Subsequent Publication 2014
Platelets are blood cells that are the first responders to an injury. When someone gets a cut, platelets arrive at the scene and help form a clot to stop the bleeding.
A person with lupus is at risk for APS, a potentially life-threatening complication where the body makes antibodies that interact with blood cells to trigger blood clots when there is no injury. These clots can cause strokes, heart attacks and other dangerous conditions. APS also has a significant impact on the health and safety of pregnant women because these antibodies can cause miscarriages and pre-eclampsia (high blood pressure during pregnancy).

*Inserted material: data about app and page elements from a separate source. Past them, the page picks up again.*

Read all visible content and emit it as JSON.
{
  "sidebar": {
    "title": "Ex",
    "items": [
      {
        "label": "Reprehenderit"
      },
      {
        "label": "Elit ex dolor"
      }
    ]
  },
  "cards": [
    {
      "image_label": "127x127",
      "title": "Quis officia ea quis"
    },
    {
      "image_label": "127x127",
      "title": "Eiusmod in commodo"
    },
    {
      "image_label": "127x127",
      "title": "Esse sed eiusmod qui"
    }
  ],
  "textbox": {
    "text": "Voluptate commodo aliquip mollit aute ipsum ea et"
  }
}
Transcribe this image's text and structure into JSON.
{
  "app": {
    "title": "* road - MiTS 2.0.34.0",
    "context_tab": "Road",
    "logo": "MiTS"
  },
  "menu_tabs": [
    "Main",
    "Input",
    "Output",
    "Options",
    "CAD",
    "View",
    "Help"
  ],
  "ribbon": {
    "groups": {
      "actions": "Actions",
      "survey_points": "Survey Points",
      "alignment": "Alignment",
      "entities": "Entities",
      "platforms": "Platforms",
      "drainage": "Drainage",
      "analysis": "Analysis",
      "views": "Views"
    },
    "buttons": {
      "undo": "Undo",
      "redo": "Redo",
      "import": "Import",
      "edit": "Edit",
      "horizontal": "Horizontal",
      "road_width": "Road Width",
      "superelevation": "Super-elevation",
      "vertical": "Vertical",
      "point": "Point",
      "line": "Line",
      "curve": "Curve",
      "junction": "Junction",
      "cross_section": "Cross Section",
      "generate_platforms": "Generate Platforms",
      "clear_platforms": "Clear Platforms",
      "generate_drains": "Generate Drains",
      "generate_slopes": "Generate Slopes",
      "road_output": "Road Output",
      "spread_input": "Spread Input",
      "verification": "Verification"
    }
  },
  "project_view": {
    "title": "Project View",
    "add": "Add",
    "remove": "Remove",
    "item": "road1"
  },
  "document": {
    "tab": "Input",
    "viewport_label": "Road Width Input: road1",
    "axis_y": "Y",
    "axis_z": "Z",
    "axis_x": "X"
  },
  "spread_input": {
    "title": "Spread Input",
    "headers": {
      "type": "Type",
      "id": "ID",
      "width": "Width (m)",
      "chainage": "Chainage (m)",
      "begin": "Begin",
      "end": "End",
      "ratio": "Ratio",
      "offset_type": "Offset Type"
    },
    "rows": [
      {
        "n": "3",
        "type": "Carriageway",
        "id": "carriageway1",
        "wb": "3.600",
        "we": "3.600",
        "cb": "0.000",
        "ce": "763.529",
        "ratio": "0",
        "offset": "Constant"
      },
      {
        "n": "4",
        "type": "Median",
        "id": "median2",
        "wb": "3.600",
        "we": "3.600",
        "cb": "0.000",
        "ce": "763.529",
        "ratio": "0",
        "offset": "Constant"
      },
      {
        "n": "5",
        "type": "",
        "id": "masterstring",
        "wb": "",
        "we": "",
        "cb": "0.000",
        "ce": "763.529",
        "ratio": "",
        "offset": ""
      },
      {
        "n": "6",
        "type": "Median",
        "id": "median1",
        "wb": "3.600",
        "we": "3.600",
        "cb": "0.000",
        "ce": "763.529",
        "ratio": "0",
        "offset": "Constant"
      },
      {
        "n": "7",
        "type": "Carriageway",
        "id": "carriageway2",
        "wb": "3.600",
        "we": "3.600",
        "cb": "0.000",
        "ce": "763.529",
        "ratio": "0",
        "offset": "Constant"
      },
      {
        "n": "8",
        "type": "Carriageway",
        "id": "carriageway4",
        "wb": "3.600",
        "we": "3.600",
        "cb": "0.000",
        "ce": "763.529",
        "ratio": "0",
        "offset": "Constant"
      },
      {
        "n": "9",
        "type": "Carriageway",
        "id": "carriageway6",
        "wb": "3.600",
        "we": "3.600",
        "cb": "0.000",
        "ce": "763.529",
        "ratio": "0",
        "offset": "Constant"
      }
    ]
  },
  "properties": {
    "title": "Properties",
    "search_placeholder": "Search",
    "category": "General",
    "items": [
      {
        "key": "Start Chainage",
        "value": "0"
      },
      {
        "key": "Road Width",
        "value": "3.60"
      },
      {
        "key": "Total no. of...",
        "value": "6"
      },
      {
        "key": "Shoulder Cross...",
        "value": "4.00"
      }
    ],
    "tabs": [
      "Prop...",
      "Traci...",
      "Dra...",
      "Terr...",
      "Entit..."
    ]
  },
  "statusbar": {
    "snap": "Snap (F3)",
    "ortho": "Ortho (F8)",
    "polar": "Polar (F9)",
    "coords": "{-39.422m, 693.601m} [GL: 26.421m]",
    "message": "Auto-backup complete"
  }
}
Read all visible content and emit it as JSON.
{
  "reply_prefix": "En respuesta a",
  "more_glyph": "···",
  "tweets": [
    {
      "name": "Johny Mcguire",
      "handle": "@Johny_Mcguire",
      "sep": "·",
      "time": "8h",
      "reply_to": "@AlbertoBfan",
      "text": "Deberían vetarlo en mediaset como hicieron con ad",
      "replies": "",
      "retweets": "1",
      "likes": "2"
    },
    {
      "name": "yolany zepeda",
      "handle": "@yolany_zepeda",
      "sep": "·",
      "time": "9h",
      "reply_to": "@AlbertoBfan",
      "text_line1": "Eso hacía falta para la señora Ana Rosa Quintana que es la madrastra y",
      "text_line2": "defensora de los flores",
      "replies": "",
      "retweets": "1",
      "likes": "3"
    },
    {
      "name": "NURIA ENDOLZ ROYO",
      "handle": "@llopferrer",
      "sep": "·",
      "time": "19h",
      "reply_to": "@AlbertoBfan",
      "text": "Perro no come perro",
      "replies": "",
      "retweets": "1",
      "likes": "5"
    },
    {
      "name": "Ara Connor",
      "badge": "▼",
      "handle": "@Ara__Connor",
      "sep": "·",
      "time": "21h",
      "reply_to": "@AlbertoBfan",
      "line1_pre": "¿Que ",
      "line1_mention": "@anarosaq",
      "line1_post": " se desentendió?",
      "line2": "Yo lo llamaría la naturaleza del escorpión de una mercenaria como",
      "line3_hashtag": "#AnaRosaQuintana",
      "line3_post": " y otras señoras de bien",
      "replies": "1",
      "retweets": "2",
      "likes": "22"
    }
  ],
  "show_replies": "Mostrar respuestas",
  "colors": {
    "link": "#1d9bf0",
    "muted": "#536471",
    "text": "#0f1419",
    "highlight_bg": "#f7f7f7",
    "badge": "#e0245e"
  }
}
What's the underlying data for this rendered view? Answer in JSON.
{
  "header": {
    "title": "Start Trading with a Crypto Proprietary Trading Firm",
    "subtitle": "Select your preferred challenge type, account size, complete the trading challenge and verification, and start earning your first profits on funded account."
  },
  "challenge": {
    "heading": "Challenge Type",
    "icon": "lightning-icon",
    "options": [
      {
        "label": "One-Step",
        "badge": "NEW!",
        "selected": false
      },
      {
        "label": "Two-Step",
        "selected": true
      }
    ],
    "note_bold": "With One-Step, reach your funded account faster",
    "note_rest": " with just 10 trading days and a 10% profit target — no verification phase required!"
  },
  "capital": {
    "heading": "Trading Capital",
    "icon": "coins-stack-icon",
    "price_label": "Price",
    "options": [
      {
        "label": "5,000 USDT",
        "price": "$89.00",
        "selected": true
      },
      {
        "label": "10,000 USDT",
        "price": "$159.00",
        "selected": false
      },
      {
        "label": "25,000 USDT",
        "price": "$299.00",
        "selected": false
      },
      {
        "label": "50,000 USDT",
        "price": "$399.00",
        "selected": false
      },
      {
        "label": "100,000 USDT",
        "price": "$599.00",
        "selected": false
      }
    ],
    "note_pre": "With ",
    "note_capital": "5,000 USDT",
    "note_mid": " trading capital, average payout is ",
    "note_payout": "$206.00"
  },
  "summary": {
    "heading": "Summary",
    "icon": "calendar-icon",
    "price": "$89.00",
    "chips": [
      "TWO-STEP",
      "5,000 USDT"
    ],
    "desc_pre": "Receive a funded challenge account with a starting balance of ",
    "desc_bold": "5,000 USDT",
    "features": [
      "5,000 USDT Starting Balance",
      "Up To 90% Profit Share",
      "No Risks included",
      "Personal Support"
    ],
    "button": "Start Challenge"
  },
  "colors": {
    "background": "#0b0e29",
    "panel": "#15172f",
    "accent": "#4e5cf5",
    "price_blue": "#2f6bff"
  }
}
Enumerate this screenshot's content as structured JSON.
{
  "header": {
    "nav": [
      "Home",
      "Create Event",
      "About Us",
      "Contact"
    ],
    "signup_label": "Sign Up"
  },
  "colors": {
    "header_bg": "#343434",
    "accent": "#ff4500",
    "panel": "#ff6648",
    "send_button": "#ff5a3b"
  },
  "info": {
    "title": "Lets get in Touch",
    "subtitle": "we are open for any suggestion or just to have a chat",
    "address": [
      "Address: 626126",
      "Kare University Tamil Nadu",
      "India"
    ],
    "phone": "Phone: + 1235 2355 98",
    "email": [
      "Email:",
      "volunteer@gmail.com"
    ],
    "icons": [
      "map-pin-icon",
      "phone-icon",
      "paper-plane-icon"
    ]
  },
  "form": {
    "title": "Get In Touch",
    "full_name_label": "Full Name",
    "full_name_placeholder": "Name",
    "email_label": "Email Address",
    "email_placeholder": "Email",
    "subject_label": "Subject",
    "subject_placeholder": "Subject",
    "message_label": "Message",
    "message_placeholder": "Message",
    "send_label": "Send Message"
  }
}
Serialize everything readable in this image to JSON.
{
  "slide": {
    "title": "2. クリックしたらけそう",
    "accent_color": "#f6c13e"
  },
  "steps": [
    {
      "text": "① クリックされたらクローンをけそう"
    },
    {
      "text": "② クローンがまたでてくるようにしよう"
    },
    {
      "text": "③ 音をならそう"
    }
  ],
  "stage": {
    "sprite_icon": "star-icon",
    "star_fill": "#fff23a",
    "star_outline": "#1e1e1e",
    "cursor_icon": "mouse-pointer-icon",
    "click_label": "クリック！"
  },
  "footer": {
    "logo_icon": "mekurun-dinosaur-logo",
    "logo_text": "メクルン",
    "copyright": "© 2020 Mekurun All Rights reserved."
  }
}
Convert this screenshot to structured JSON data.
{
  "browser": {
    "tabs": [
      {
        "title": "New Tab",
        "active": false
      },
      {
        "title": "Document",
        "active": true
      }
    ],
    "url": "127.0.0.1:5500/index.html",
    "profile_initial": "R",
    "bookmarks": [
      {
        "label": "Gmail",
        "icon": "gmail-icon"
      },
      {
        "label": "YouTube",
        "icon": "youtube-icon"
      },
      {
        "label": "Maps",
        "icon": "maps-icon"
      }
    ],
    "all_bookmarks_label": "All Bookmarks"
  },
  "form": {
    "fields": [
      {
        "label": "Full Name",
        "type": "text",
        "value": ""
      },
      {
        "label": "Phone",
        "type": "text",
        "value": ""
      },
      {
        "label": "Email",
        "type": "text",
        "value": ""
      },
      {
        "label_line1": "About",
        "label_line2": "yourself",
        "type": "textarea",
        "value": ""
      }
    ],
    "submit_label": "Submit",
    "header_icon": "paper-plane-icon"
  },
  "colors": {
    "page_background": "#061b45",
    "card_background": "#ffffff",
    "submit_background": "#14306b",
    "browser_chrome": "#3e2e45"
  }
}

Previous research identified autoantibodies that attach to a protein called beta2-glycoprotein-1 as a biomarker for predicting and monitoring APS. Beta2-glycoprotein-1 circulates through the bloodstream and when the autoantibodies come into contact with it they fuse together into a complex that mistakenly triggers clotting. Until this recent discovery the exact kind of cell the complex acts on to promote clotting was a mystery..
Accurately identifying the target of the beta2-glycoprotein-1 autoantibody complex was challenging. Researchers have thought that the autoantibodies could be activating any of the different types of cells integral to the clotting process.
With his 2013 LRI Novel Research Grant, Dr. Furie used cutting-edge imaging techniques in live mice to show that it is the beta2-glycoprotein-1 autoantibody complex that activates platelets to form clots. Dr. Furie’s study also showed that when platelets are not switched on, clotting stopped even in the presence of APS autoantibodies.
Treatment options for people with lupus and APS are limited. If we can understand the pathway by which APS antibodies cause harm, therapies can be developed to block these mechanisms. The ultimate goal is an oral medication that prevents these deadly blood clots.
Building on the new discovery described here, Dr. Furie’s next step is to narrow down what the autoandibody complexes are attaching to on the platelet. Once the receptor on platelets is located and characterized, researchers may be able to create targeted treatments that stop the autoantibody complexes from attaching to platelets to trigger clotting.